It's good to keep in mind that a new pet still needs to get accustomed to their environment. And that they're going to engage with their owner when they're comfortable and confident. They're going to engage with the environment when they're comfortable and confident. Maybe you get a new dog and all he wants to do is hide under the table or sit in his crate. He needs that time away, in his safe space to get comfortable and to feel confident before interacting and engaging.

So keep that in mind. And if you leave the dog in an environment that he's not used to and expect that he's not going to have some anxiety about that, that's your problem, not a problem with the dog. So keep that in mind as well.
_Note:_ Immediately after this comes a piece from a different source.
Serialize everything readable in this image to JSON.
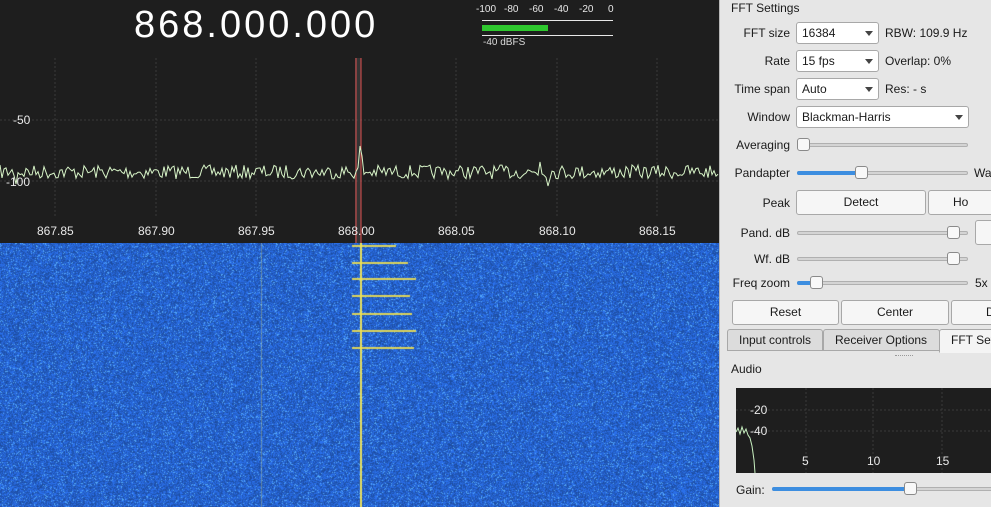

Mars Petcare actually Jessa mentioned to me that they have a program called “Better Cities For Pets.” That provides downloadable resources which I'm going to link to as well on our website. So if you want to check it out, there are some great resources on responsible pet ownership. There's great tips for new pet owners, but also some stuff for experienced pet owners as well with things like anxiety. So check out those resources. One of them includes tips on how to keep pets healthy and ways that owners can recognize how their pet is feeling.

So health isn't all about physical health. You have to remember that it's emotional health too. And anxiety falls under that emotional health category. So you can check out that resource and that will explain some specifics on recognizing how your pet is feeling so that owners can better interpret their behavior. So you're not just thinking that it's naughty behavior, but it's actually linked to something greater, like anxiety.

Finally I wanted to know from Jessa, when is it too much? When do you need to consult a veterinarian, because it's just too much for a pet owner to take on on their own? And she told me that it's best to consult a veterinarian or a veterinarian behaviorist, which is great if you have one in your area. And you want to consult them once you sense that there's an issue with your canine companion or your feline companion. At times some physical ailments can actually cause symptoms of severe anxiety. Your dog knows that something is wrong and so he will express that in certain ways. Sometimes it looks like anxiety, but there's actually something wrong and he can't verbalize that to you like other humans can. He can't tell you, “My abdomen hurts,” or “I'm having problems with my muscles aching.” So it comes out as severe anxiety. But these symptoms can actually present as a behavior issue. So a visit to your vet can rule out any underlying factors, and then that will help you determine if the root cause actually is anxiety.

So again, I spoke with Jessa, she's a pet trainer. She works for Mars Petcare, which is a huge company worldwide. She's an expert in her field. To find some of these tips for anxiety, and a lot of times in the winter time, dogs spend more time indoors that can increase anxiety issues or any anxiety symptoms.

So if you guys have any questions for me or any questions that you would like an answer from Jessa about anxiety in pets, please be sure to email me or get on our website, Theoryofpets.com. You can add your questions there as well. If you'd like to do those verbally, you can record your questions and I might use them on future podcasts. You can also just have them emailed to me and I'll be sure to get back to you and answer any questions that you might have. Again, if I can do it, if I can pass them on to Jessa or another expert in the industry if it's not necessarily about anxiety but it's a burning question that you've had about your pet I'm happy to do that.

PREVIOUS PODCAST: Wet vs Dry Dog Food ft. Dr Jennifer Adolphe, PhD

LEAVE A REPLY

Please enter your comment!
Please enter your name here